Letters to the Editor: Nature sustained the L.A. River before humans intervened. Give it another chance

L.A. River
Near Atwater and Glendale, where the Los Angeles River bottom is unpaved, groundwater flowing into the river bed allows wildlife to flourish.
(Los Angeles Times)

To the editor: Arguments about whether or not to give the Los Angeles River life support, and about what is or isn’t “wasted” water when it’s left in a damaged ecosystem, brought to my mind a few points.

First, we’ve destroyed more than 90% of our rivers, streams and wetlands in the L.A. area.

Second, I recall this quote, circa 1879, from state engineer William Hammond Hall (no relation) about the flows in the L.A. River near downtown:


“In May last the discharge of the river at the mouth of Tujunga Wash 10 miles above the city, where the upper dam of the Los Angeles irrigation system is located, was 24-1/2 cubic feet per second. This amount was augmented by about 54 cubic feet per second from springs rising in the bed of the river at various points between this dam and the city. The total available supply therefore was about 78-1/2 cubic feet per second. An amount which is but little diminished during the summer months.”

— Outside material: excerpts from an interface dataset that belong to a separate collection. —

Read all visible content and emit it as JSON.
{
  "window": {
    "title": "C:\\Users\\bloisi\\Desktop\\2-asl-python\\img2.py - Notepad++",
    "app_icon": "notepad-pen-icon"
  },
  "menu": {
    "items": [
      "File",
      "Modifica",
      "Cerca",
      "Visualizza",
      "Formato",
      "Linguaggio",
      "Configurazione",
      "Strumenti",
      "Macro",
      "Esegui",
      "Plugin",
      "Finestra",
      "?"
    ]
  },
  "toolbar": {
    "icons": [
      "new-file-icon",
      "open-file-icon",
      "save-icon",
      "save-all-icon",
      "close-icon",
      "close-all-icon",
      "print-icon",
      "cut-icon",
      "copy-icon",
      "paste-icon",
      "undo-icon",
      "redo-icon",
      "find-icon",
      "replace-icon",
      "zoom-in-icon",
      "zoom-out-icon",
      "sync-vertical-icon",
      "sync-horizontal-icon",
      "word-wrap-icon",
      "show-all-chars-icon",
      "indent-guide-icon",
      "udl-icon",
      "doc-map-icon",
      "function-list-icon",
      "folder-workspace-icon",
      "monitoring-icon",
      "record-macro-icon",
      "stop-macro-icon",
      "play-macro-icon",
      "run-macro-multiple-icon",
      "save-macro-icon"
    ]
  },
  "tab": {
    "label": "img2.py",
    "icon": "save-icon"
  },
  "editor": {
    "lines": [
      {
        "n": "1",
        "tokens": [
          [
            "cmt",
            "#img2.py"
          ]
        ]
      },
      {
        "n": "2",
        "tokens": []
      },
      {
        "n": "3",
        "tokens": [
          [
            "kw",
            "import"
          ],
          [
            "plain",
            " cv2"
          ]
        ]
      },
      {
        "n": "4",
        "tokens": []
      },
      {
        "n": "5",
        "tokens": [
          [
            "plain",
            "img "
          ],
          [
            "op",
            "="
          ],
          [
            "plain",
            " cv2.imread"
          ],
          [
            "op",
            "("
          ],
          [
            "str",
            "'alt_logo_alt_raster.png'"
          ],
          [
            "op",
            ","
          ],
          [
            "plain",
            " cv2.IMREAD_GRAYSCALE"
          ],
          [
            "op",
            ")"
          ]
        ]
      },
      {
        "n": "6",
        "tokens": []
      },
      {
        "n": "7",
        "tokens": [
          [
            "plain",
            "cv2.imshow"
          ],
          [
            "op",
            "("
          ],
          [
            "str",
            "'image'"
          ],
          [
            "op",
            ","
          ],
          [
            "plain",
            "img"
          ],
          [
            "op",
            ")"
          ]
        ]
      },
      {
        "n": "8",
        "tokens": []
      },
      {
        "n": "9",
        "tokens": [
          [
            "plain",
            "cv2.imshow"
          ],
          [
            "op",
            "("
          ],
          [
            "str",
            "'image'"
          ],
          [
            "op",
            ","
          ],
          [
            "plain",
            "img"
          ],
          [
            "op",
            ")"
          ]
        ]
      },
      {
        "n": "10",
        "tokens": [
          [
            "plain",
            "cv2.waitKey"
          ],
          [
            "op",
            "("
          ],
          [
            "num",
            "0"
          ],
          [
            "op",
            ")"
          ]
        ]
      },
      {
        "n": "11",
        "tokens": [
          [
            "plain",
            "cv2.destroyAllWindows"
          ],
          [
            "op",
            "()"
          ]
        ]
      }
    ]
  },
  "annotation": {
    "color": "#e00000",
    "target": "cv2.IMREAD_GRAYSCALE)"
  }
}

(The location of that dam was about where the Tujunga Wash today meets the L.A. River in the vicinity of North Hollywood.)

I do puzzle over how we can claim to be doing “integrated” and “one water” planning without also restoring those natural features that evolved over millennia to not only transport and recharge water, but sustain human and non-human communities.

Jessica Hall, Eureka, Calif.

The writer is a landscape architect and co-founder of the blog L.A. Creek Freak.


To the editor: The L.A. River in its natural state ran underground most of the year. It cold be a raging torrent during rain storms and still is.


There is still natural flow in Glendale and Atwater, where groundwater upwells into the river where the bottom is not lined. This is the flow that should be used in any river plan for recreation.

The other “normal” flow comes from the wastewater plants that treat and discharge the sewage water generated from imported potable water. Many parties want rights to that water for their river projects. Ultimately, is it sustainable, or does it make any sense to import a river?

Bill Mace, San Gabriel

The writer was assistant general manager for water systems in Burbank from 2004-2018.


To the editor: Permit no water to flow in the L.A. River? I was struck particularly by the words of Michael De Ghetto of Glendale Water and Power: “What a waste of precious water.”

It is always a competition between mankind’s demands and the natural world.

De Ghetto, perhaps unconsciously, channeled William Mulholland, who acted as if rivers existed only to be used. If it were left up to him, he once said, he would have the Yosemite Valley carefully photographed and then “build a great dam and stop all the ... waste.”


Bob Wieting, Simi Valley